In truth, Shinkai is just the most famous of many younger animators who have taken advantage of increasingly capable animation tools and software that are available to people in their homes. Having cut his teeth on video game animation and learnt the skill of matching graphics to music to express emotion, Shinkai Makoto was able to take control of all aspects of his own projects. Unlike Miyazaki, who was pioneering in his incorporation of computer graphics into his still largely hand-drawn animations, Shinkai exists in a world in which almost all aspects of his films are computer-generated yet following an aesthetic and tone that is familiar to Japanese audiences.
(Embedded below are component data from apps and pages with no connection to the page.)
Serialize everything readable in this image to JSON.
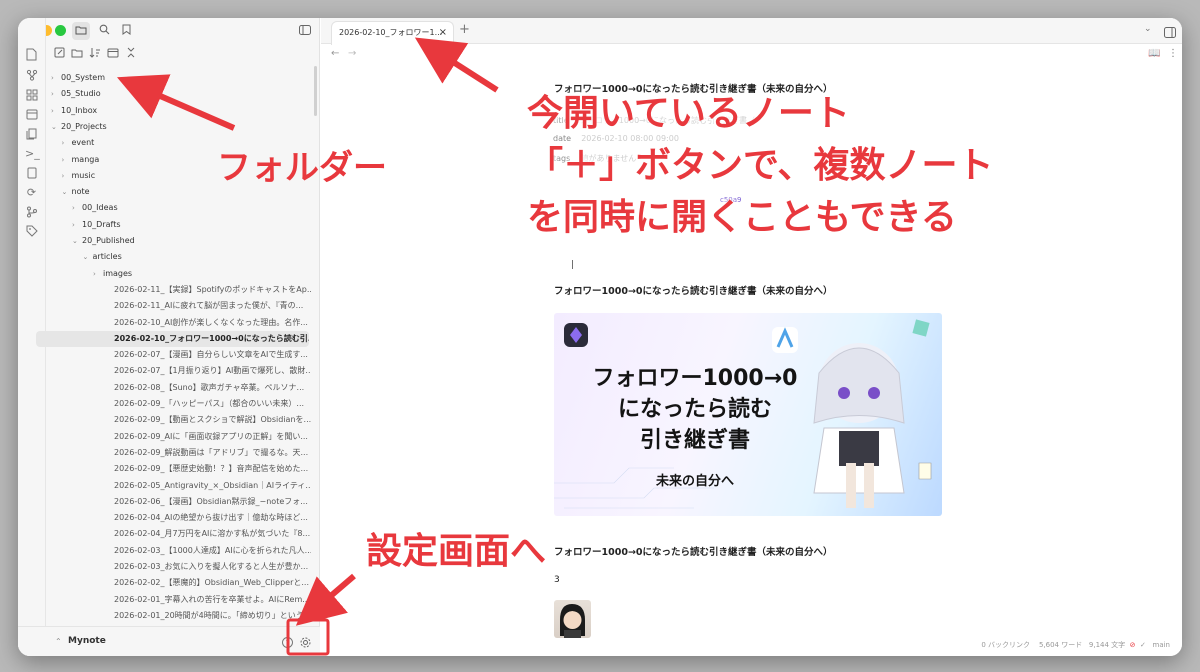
{
  "colors": {
    "annotation": "#e8383d",
    "banner_title": "#141414"
  },
  "tab": {
    "title": "2026-02-10_フォロワー1...",
    "close": "×",
    "add": "+"
  },
  "sidebar": {
    "tree": [
      {
        "label": "00_System",
        "type": "folder",
        "open": false,
        "depth": 0
      },
      {
        "label": "05_Studio",
        "type": "folder",
        "open": false,
        "depth": 0
      },
      {
        "label": "10_Inbox",
        "type": "folder",
        "open": false,
        "depth": 0
      },
      {
        "label": "20_Projects",
        "type": "folder",
        "open": true,
        "depth": 0
      },
      {
        "label": "event",
        "type": "folder",
        "open": false,
        "depth": 1
      },
      {
        "label": "manga",
        "type": "folder",
        "open": false,
        "depth": 1
      },
      {
        "label": "music",
        "type": "folder",
        "open": false,
        "depth": 1
      },
      {
        "label": "note",
        "type": "folder",
        "open": true,
        "depth": 1
      },
      {
        "label": "00_Ideas",
        "type": "folder",
        "open": false,
        "depth": 2
      },
      {
        "label": "10_Drafts",
        "type": "folder",
        "open": false,
        "depth": 2
      },
      {
        "label": "20_Published",
        "type": "folder",
        "open": true,
        "depth": 2
      },
      {
        "label": "articles",
        "type": "folder",
        "open": true,
        "depth": 3
      },
      {
        "label": "images",
        "type": "folder",
        "open": false,
        "depth": 4
      },
      {
        "label": "2026-02-11_【実録】Spotifyのポッドキャストを​Ap...",
        "type": "file",
        "depth": 4
      },
      {
        "label": "2026-02-11_AIに疲れて脳が固まった僕が、『青の...",
        "type": "file",
        "depth": 4
      },
      {
        "label": "2026-02-10_AI創作が楽しくなくなった理由。名作...",
        "type": "file",
        "depth": 4
      },
      {
        "label": "2026-02-10_フォロワー1000→0になったら読む引...",
        "type": "file",
        "depth": 4,
        "active": true
      },
      {
        "label": "2026-02-07_【漫画】自分らしい文章をAIで生成す...",
        "type": "file",
        "depth": 4
      },
      {
        "label": "2026-02-07_【1月振り返り】AI動画で爆死し、散財...",
        "type": "file",
        "depth": 4
      },
      {
        "label": "2026-02-08_【Suno】歌声ガチャ卒業。ペルソナ...",
        "type": "file",
        "depth": 4
      },
      {
        "label": "2026-02-09_「ハッピーパス」（都合のいい未来）...",
        "type": "file",
        "depth": 4
      },
      {
        "label": "2026-02-09_【動画とスクショで解説】Obsidianを...",
        "type": "file",
        "depth": 4
      },
      {
        "label": "2026-02-09_AIに「画面収録アプリの正解」を聞い...",
        "type": "file",
        "depth": 4
      },
      {
        "label": "2026-02-09_解説動画は「アドリブ」で撮るな。天...",
        "type": "file",
        "depth": 4
      },
      {
        "label": "2026-02-09_【悪歴史始動！？】音声配信を始めた...",
        "type": "file",
        "depth": 4
      },
      {
        "label": "2026-02-05_Antigravity_×_Obsidian｜AIライティ...",
        "type": "file",
        "depth": 4
      },
      {
        "label": "2026-02-06_【漫画】Obsidian黙示録_−noteフォ...",
        "type": "file",
        "depth": 4
      },
      {
        "label": "2026-02-04_AIの絶望から抜け出す｜億劫な時ほど...",
        "type": "file",
        "depth": 4
      },
      {
        "label": "2026-02-04_月7万円をAIに溶かす私が気づいた『8...",
        "type": "file",
        "depth": 4
      },
      {
        "label": "2026-02-03_【1000人達成】AIに心を折られた凡人...",
        "type": "file",
        "depth": 4
      },
      {
        "label": "2026-02-03_お気に入りを擬人化すると人生が豊か...",
        "type": "file",
        "depth": 4
      },
      {
        "label": "2026-02-02_【悪魔的】Obsidian_Web_Clipperと...",
        "type": "file",
        "depth": 4
      },
      {
        "label": "2026-02-01_字幕入れの苦行を卒業せよ。AIにRem...",
        "type": "file",
        "depth": 4
      },
      {
        "label": "2026-02-01_20時間が4時間に。「締め切り」という...",
        "type": "file",
        "depth": 4
      }
    ],
    "vault_name": "Mynote"
  },
  "note": {
    "title_partial": "フォロワー1000→0になったら読む引き継ぎ書（未来の自分へ）",
    "props": [
      {
        "key": "title",
        "value": "フォロワー1000→0になったら読む引き継ぎ書（"
      },
      {
        "key": "date",
        "value": "2026-02-10 08:00 09:00"
      },
      {
        "key": "tags",
        "value": "値がありません"
      }
    ],
    "link_fragment": "c50a9",
    "cursor": "|",
    "heading1": "フォロワー1000→0になったら読む引き継ぎ書（未来の自分へ）",
    "banner_line1": "フォロワー1000→0",
    "banner_line2": "になったら読む",
    "banner_line3": "引き継ぎ書",
    "banner_sub": "未来の自分へ",
    "heading2": "フォロワー1000→0になったら読む引き継ぎ書（未来の自分へ）",
    "number": "3"
  },
  "status_bar": {
    "backlinks": "0 バックリンク",
    "words": "5,604 ワード",
    "chars": "9,144 文字",
    "branch": "main"
  },
  "annotations": {
    "folder": "フォルダー",
    "tab_line1": "今開いているノート",
    "tab_line2": "「＋」ボタンで、複数ノート",
    "tab_line3": "を同時に開くこともできる",
    "settings": "設定画面へ"
  }
}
The films of Shinkai Makoto employ beautiful scenery, shifting light and music to convey the emotion of characters and propel the story. In doing so, they avoid dialogue that way work with one audience yet alienate another, allowing the viewer to fall into his films and see his beautifully crafted worlds as though through their own eyes. Nature plays a prominent role in his animations – as it does in the films of Studio Ghibli – and in doing so, connects with Japan’s deep emotional ties to the natural world and a longing for a purer, simpler time.


At this time, there is are no museums dedicated to the animation of Shinkai Makoto however for fans of his work, many of the locations depicted in his films are real and can be visited including his most famous film to-date:
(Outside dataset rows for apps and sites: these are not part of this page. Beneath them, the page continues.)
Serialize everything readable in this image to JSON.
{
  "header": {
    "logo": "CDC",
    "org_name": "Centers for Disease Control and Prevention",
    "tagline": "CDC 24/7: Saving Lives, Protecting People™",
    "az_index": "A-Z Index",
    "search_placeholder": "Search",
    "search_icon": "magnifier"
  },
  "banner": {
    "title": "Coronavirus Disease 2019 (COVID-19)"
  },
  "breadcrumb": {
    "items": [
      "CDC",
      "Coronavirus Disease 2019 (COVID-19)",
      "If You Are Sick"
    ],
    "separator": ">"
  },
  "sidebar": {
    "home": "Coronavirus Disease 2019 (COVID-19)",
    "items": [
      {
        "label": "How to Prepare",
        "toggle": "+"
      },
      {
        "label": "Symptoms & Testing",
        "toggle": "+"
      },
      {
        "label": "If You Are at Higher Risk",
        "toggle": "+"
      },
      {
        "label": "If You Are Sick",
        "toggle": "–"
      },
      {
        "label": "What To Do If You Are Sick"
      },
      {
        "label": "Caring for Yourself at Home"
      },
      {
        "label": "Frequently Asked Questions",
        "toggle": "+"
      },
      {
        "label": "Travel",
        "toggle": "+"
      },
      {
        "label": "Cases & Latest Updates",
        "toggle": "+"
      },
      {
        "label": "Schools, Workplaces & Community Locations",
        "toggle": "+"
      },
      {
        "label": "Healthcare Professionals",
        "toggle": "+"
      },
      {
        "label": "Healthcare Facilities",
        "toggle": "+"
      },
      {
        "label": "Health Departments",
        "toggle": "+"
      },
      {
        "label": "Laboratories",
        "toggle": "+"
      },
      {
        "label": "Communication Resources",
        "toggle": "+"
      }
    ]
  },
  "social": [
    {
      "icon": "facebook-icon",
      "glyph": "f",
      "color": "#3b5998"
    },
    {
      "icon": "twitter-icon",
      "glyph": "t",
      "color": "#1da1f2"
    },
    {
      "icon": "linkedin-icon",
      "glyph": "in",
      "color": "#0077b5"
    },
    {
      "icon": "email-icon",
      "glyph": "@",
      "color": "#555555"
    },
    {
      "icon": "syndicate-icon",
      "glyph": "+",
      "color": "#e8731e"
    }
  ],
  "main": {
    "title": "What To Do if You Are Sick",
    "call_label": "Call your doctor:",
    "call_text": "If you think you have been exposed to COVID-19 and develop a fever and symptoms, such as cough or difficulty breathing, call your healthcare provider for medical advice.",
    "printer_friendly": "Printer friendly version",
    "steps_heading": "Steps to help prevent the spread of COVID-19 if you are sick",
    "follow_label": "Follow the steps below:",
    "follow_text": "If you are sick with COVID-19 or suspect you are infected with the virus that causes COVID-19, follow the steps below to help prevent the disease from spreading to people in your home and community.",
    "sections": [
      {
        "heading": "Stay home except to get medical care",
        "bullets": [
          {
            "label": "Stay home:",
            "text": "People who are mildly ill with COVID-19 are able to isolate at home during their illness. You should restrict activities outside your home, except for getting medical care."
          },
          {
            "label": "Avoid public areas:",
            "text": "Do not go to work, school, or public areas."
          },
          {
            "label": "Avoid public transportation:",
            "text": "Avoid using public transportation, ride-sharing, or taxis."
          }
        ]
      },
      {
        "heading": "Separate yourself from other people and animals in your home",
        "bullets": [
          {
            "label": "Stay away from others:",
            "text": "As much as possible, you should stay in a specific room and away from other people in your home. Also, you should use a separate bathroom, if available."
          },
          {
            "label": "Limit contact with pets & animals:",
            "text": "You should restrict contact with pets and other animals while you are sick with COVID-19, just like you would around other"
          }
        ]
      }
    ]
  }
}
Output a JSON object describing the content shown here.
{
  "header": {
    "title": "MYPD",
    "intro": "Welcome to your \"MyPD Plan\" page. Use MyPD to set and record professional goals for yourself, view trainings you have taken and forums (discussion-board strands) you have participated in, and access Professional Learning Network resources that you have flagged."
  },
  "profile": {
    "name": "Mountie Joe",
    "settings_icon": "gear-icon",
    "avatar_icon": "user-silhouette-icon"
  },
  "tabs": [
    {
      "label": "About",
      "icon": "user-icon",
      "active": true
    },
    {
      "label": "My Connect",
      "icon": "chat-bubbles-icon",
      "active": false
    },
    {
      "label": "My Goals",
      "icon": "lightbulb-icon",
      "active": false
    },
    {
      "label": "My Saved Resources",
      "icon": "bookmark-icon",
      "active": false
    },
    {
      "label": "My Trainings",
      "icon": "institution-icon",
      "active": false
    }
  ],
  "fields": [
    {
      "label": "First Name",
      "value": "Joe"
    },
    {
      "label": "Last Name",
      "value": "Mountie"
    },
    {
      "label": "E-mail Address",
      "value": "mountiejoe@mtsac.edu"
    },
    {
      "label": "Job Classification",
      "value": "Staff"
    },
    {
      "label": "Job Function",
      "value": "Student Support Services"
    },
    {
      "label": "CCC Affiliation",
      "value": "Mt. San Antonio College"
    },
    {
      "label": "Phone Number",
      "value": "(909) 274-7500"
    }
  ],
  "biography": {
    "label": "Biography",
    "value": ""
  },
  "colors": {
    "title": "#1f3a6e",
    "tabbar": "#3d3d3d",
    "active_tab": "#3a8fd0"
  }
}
Shinkai’s most successful film to date, many scenes in ‘Your Name’ are real locations. Many are in Tokyo with other in his home region of Nagano. Perhaps the most iconic spot is the Suga Shrine stairs in Tokyo.


Often used in promotional images, this location will even be recognised by some people who haven’t seen the film. The distinctly New York-esque appearance the NTT Docomo Yoyogi Building is also immediately recognisable, seen in the scenes centred around the pedestrian footbridge nearby a Shinanomachi Station.


The intersection behind the Shinjuku police station is another prominent landmark the the film – easily identifiable by its distinctive ring construction.


Away from Tokyo, Shinkai’s home region around Suwa in Nagano features strongly. Most prominently, the expansive waters of Suwa Lake can be seen from Tateishi Park.


Finally, moving further into Central Japan and the scenic region around Takayama, Hida-Furukawa Station is featured when Taki departs Tokyo in search of Itomori.